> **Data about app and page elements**
# # # # #
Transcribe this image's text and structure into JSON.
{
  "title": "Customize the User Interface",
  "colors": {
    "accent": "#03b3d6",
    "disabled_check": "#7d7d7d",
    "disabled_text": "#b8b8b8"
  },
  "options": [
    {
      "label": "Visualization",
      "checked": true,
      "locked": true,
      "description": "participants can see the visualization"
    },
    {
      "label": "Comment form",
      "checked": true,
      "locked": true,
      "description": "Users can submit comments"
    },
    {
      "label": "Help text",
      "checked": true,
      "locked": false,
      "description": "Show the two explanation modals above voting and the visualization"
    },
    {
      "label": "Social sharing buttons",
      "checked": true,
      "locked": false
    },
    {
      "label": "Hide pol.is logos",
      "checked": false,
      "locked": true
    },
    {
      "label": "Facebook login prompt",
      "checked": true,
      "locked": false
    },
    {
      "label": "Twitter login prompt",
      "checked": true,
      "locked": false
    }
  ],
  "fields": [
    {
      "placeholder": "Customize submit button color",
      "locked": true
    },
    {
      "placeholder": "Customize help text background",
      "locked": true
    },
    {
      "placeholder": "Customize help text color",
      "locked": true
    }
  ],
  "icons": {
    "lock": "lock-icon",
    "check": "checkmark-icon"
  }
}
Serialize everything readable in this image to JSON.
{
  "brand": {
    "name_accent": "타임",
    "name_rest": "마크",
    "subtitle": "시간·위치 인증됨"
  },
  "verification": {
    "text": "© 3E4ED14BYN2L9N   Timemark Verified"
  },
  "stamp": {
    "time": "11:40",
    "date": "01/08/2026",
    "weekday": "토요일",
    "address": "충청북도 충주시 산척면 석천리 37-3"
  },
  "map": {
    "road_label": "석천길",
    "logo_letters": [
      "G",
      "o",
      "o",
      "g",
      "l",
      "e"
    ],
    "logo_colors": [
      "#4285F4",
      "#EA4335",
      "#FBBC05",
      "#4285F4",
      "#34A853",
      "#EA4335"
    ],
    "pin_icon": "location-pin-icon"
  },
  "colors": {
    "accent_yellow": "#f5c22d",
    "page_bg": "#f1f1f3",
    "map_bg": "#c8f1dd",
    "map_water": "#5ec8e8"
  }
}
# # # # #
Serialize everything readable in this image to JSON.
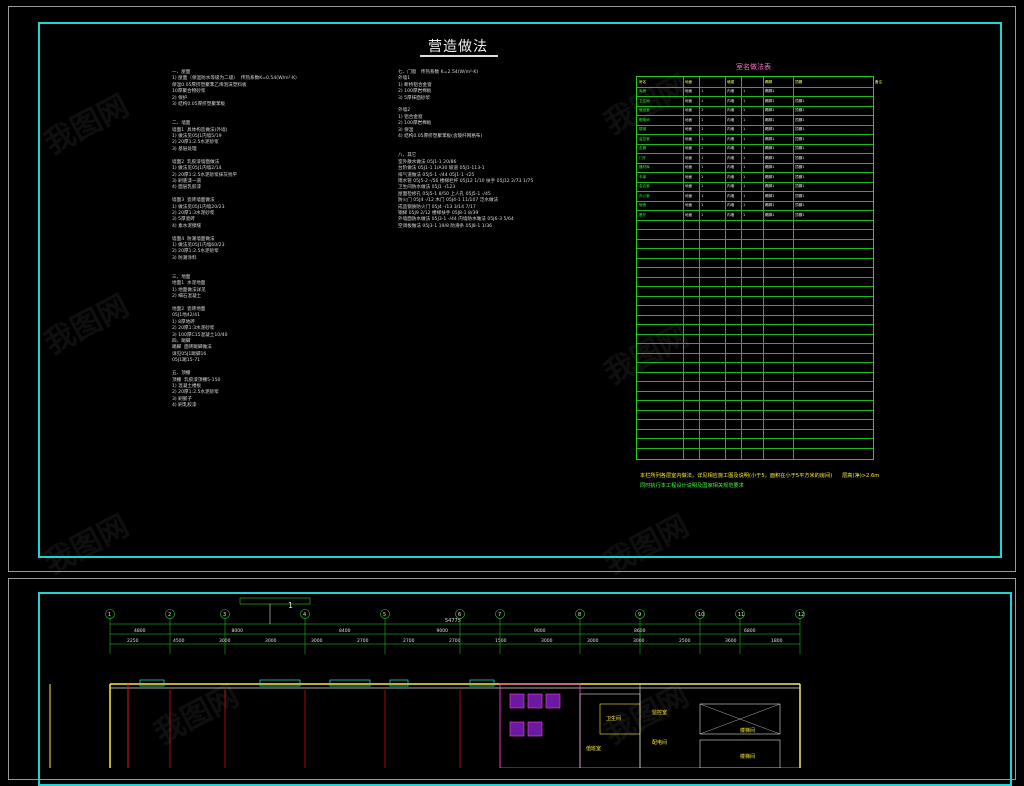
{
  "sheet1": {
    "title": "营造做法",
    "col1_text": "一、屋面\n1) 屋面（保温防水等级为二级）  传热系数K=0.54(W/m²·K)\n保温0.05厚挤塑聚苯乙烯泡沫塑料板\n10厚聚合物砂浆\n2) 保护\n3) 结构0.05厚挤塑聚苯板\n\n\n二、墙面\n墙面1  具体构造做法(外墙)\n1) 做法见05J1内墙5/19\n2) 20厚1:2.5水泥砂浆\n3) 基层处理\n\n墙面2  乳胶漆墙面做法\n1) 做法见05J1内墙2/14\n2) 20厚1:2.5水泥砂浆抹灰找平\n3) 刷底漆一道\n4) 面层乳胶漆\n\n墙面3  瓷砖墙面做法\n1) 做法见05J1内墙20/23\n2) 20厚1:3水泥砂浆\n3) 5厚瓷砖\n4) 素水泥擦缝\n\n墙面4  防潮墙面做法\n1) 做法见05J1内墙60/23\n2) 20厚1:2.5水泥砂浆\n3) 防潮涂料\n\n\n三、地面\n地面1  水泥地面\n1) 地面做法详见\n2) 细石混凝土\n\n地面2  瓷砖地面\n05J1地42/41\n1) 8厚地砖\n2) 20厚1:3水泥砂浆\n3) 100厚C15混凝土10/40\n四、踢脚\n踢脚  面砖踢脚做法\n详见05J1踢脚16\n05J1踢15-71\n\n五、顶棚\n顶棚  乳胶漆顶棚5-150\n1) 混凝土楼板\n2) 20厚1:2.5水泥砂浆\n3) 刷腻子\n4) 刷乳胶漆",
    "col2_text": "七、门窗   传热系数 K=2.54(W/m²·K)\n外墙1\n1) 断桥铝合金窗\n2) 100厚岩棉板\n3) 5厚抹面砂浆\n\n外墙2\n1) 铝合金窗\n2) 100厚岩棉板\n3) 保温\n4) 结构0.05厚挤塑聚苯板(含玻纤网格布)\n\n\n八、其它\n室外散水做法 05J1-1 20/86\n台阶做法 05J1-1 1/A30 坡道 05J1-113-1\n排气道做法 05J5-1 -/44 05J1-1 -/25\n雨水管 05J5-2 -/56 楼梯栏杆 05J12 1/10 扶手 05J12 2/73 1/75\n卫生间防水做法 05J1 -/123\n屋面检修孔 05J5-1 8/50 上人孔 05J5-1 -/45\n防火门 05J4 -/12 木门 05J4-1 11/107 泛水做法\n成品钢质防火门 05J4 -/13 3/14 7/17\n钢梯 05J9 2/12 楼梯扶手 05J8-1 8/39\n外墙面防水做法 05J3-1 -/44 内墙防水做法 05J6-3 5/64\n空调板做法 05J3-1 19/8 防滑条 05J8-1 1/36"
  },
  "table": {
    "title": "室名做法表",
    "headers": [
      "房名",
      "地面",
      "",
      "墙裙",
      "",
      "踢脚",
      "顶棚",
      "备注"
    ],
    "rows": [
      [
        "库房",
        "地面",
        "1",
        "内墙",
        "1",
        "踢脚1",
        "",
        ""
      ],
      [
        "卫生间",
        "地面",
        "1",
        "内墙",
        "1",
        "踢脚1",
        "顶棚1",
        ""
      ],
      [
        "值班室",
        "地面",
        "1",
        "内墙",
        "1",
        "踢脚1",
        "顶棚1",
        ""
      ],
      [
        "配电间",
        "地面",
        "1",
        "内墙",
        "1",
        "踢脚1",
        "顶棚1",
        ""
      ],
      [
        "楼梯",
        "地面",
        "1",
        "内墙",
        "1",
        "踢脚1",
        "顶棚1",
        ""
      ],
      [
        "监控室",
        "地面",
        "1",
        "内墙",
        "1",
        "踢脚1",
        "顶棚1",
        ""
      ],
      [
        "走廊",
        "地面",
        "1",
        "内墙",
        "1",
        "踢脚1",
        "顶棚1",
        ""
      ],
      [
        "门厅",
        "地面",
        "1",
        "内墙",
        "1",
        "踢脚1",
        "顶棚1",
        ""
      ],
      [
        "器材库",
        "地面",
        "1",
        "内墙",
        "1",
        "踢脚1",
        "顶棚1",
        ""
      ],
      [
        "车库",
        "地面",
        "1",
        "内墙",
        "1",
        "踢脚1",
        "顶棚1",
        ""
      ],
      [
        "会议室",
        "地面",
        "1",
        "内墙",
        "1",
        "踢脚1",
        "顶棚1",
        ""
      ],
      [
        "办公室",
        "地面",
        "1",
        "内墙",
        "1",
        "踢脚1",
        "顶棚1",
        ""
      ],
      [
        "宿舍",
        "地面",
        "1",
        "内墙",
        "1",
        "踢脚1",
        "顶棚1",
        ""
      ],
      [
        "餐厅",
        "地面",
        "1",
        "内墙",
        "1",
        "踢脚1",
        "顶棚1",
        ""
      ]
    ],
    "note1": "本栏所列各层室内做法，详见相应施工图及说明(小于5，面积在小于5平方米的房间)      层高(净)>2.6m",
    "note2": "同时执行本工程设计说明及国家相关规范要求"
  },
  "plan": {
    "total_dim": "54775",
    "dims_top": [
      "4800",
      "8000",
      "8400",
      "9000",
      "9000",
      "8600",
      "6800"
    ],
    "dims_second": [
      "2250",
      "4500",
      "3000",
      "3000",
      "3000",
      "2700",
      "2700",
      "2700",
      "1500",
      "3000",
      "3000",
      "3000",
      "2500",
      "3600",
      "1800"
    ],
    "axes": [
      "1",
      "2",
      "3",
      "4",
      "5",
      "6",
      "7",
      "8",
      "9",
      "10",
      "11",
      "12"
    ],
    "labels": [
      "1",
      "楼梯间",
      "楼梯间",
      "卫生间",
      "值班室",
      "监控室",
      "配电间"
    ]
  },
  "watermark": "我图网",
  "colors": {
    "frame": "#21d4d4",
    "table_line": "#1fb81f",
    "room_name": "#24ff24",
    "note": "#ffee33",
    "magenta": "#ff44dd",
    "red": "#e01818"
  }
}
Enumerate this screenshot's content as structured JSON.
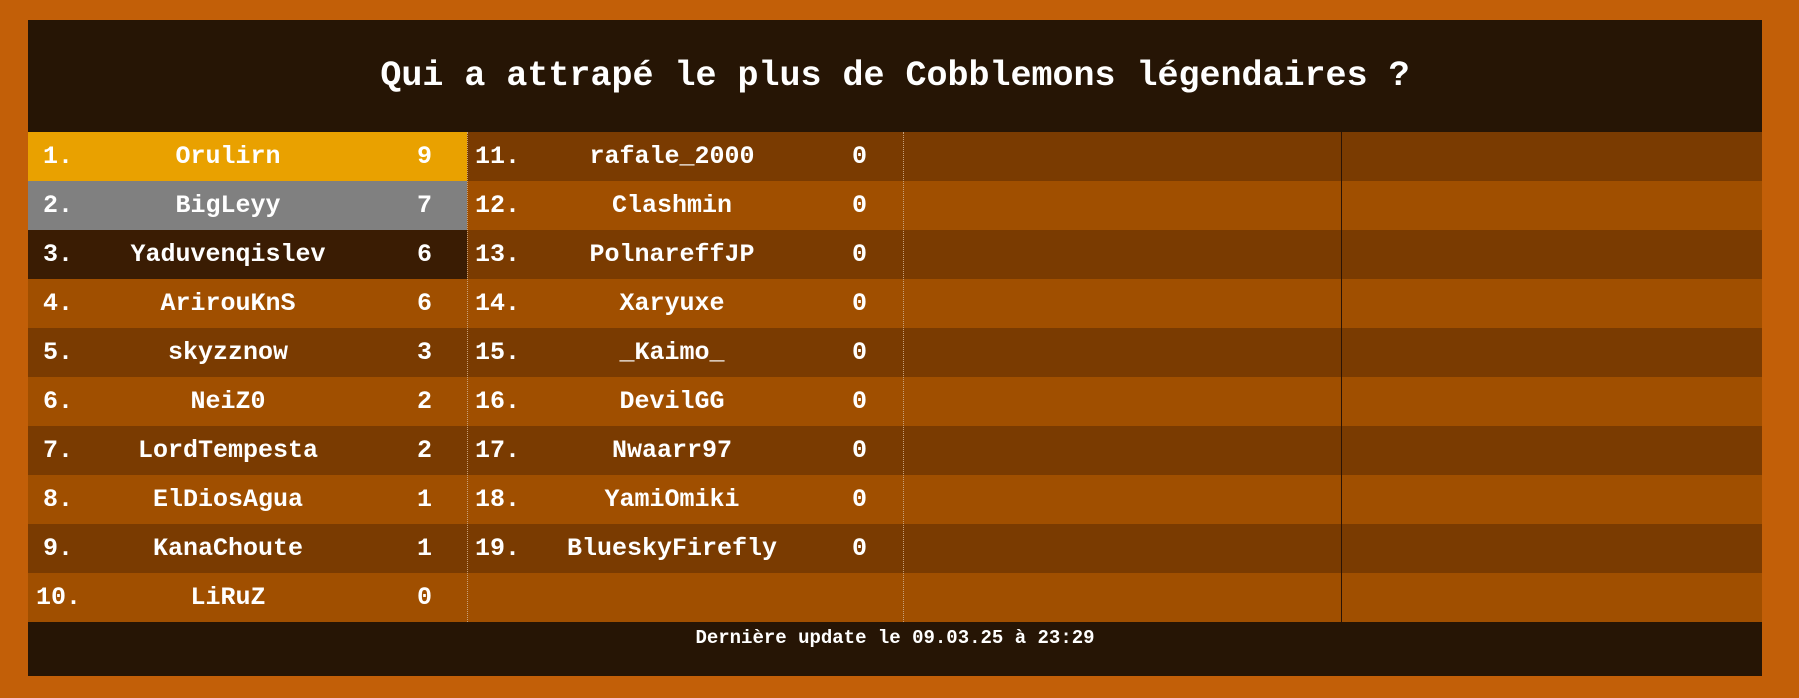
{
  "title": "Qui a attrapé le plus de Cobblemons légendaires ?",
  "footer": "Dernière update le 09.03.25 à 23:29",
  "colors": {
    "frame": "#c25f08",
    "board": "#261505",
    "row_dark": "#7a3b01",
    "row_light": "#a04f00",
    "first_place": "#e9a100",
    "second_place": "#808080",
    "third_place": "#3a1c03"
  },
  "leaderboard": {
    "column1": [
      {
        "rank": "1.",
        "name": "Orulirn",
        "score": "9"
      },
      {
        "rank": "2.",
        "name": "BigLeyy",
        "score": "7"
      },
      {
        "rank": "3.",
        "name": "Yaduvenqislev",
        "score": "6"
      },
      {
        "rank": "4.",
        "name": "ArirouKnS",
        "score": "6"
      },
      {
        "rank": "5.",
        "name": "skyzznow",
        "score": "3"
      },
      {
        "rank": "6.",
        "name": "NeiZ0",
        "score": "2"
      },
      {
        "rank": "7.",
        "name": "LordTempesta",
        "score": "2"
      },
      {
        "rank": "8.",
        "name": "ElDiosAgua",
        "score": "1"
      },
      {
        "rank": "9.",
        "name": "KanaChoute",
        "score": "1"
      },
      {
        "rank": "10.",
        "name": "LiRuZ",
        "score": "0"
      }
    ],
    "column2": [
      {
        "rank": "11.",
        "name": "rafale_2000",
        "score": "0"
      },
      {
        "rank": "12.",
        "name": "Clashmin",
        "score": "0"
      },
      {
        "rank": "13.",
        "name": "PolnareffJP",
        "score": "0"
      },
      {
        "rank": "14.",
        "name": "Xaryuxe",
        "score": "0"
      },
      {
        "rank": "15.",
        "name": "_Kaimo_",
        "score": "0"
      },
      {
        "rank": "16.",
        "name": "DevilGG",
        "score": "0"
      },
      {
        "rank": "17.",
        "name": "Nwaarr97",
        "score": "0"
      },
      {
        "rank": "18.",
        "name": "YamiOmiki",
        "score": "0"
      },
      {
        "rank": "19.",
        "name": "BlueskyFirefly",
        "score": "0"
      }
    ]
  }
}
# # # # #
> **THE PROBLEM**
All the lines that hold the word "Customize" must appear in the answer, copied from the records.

> **OUTPUT OF THE TASK**
  "title": "Customize the User Interface",
      "placeholder": "Customize submit button color",
      "placeholder": "Customize help text background",
      "placeholder": "Customize help text color",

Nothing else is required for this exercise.